Records for processing START
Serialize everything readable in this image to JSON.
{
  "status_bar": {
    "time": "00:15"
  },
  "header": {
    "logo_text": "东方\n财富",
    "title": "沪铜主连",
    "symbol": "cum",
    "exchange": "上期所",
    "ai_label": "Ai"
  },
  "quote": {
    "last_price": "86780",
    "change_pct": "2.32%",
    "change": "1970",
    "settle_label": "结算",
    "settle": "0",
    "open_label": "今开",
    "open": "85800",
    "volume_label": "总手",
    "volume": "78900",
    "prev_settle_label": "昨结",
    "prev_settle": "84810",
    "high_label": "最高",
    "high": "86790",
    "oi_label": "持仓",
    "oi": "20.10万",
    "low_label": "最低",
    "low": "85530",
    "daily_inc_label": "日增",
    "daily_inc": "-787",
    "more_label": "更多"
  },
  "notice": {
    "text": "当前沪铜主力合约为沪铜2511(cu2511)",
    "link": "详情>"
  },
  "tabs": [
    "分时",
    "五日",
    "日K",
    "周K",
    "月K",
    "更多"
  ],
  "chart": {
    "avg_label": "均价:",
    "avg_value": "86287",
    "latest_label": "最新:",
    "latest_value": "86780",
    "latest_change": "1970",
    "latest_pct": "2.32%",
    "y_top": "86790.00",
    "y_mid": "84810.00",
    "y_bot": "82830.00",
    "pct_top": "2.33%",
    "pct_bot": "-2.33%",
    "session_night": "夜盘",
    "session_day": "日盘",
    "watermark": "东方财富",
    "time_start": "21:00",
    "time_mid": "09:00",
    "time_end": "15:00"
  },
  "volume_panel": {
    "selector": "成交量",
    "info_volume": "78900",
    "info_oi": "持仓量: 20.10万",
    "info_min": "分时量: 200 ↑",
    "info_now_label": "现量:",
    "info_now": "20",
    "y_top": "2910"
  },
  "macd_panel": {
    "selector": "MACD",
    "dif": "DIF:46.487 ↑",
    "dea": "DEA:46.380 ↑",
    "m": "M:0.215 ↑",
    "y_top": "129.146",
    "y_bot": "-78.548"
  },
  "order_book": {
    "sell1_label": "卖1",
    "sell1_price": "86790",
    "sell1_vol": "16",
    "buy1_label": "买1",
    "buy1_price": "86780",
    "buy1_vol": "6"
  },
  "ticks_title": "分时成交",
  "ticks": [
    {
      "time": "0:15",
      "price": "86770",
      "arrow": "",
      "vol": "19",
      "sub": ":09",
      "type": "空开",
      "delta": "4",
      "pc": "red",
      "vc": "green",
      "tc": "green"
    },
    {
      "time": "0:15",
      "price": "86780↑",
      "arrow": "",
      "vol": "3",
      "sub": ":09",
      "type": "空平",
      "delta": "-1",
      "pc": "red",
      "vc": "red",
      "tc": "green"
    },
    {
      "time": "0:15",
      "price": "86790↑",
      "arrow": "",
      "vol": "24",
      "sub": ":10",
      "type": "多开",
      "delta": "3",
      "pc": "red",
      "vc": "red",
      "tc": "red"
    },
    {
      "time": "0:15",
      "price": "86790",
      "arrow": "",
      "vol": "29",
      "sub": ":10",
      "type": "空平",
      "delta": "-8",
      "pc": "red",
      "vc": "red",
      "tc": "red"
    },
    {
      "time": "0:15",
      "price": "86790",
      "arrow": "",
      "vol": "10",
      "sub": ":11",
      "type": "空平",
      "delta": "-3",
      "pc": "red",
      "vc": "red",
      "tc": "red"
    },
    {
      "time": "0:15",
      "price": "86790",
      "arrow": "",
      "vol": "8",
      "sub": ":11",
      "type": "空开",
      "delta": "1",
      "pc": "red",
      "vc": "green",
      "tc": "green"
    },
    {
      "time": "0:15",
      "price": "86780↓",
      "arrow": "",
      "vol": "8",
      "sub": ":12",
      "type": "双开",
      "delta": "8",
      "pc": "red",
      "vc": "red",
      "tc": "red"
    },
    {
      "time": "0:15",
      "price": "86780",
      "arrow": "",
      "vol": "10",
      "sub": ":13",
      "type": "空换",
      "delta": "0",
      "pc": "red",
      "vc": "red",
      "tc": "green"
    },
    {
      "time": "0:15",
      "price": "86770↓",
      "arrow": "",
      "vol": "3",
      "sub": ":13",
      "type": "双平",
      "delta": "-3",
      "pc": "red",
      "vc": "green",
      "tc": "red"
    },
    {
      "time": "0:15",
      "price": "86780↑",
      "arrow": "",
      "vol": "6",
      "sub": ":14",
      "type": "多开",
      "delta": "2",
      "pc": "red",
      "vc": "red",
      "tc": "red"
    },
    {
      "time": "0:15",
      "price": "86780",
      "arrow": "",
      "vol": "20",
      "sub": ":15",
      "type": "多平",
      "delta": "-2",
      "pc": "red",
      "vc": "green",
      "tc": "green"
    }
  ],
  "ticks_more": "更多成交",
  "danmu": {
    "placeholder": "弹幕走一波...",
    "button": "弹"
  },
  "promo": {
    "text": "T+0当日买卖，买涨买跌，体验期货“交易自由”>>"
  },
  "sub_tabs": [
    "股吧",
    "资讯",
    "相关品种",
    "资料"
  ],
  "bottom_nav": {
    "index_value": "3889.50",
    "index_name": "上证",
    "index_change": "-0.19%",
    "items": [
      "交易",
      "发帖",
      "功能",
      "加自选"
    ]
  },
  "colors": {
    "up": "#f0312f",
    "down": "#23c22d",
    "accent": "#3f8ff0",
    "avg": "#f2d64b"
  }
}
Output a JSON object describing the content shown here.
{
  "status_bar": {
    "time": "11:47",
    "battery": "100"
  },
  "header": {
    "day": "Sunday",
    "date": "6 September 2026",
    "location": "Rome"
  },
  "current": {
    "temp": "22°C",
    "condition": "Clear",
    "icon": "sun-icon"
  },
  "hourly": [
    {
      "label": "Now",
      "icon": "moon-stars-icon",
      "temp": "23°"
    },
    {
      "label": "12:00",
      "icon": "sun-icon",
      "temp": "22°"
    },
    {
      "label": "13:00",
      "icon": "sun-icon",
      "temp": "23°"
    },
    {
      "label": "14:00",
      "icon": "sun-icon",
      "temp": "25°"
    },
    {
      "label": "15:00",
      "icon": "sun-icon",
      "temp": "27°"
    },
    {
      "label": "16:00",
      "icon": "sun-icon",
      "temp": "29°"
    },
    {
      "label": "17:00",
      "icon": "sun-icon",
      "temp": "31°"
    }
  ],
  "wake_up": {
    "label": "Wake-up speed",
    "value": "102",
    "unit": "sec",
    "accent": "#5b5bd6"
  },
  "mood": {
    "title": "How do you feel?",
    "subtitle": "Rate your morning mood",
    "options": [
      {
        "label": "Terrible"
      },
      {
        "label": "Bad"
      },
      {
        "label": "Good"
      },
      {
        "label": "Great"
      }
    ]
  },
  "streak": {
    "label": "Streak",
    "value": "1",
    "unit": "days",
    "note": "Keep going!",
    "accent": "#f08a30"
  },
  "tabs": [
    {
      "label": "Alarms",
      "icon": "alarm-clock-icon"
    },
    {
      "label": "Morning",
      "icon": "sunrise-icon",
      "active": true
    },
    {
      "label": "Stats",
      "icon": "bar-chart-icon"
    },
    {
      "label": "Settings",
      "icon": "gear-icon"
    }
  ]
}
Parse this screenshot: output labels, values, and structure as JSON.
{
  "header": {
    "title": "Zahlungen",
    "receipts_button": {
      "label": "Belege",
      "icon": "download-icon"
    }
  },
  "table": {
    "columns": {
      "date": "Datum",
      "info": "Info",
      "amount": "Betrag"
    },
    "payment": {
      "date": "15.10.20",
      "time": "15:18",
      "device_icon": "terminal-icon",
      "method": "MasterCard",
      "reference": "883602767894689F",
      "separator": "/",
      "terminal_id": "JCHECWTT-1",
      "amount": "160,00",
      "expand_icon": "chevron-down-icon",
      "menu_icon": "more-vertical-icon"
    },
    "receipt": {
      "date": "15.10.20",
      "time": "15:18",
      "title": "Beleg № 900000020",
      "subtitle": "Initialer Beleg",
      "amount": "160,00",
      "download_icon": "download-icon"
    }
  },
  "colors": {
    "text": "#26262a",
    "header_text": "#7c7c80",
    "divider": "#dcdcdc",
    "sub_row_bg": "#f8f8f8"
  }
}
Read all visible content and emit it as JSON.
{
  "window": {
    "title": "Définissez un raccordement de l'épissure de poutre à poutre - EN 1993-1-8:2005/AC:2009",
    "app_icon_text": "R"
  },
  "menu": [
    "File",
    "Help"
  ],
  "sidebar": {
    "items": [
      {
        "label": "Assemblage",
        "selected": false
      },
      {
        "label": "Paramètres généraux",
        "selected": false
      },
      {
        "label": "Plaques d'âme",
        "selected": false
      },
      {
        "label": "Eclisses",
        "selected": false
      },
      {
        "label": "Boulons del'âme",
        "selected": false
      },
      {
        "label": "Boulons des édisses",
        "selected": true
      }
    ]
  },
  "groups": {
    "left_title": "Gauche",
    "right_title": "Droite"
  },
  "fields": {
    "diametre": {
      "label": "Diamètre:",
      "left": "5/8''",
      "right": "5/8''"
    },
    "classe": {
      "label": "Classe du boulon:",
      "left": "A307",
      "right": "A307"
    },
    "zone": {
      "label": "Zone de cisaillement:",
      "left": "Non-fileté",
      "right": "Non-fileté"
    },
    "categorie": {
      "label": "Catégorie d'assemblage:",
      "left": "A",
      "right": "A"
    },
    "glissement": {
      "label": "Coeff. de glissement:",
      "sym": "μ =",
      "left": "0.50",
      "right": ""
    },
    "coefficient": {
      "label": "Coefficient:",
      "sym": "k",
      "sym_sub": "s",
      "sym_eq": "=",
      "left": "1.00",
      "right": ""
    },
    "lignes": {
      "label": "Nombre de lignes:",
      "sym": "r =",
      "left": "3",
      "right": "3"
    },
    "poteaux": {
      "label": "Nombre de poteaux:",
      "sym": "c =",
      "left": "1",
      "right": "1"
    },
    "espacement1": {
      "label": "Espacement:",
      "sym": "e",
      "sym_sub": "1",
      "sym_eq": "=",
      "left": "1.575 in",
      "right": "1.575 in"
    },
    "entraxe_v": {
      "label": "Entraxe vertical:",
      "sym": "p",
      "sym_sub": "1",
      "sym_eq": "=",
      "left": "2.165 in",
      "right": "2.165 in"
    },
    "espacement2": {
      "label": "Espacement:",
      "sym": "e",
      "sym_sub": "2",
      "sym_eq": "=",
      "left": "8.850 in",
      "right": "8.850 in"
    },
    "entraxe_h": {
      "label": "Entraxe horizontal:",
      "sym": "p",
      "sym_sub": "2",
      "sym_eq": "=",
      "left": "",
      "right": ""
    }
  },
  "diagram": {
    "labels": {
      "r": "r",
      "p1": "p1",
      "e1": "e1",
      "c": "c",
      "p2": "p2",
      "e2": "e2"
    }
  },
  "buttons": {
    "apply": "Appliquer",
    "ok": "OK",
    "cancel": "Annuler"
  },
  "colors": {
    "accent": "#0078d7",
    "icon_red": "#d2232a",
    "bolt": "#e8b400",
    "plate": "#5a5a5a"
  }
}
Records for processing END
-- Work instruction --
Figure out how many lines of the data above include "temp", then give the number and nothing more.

-- Task answer --
8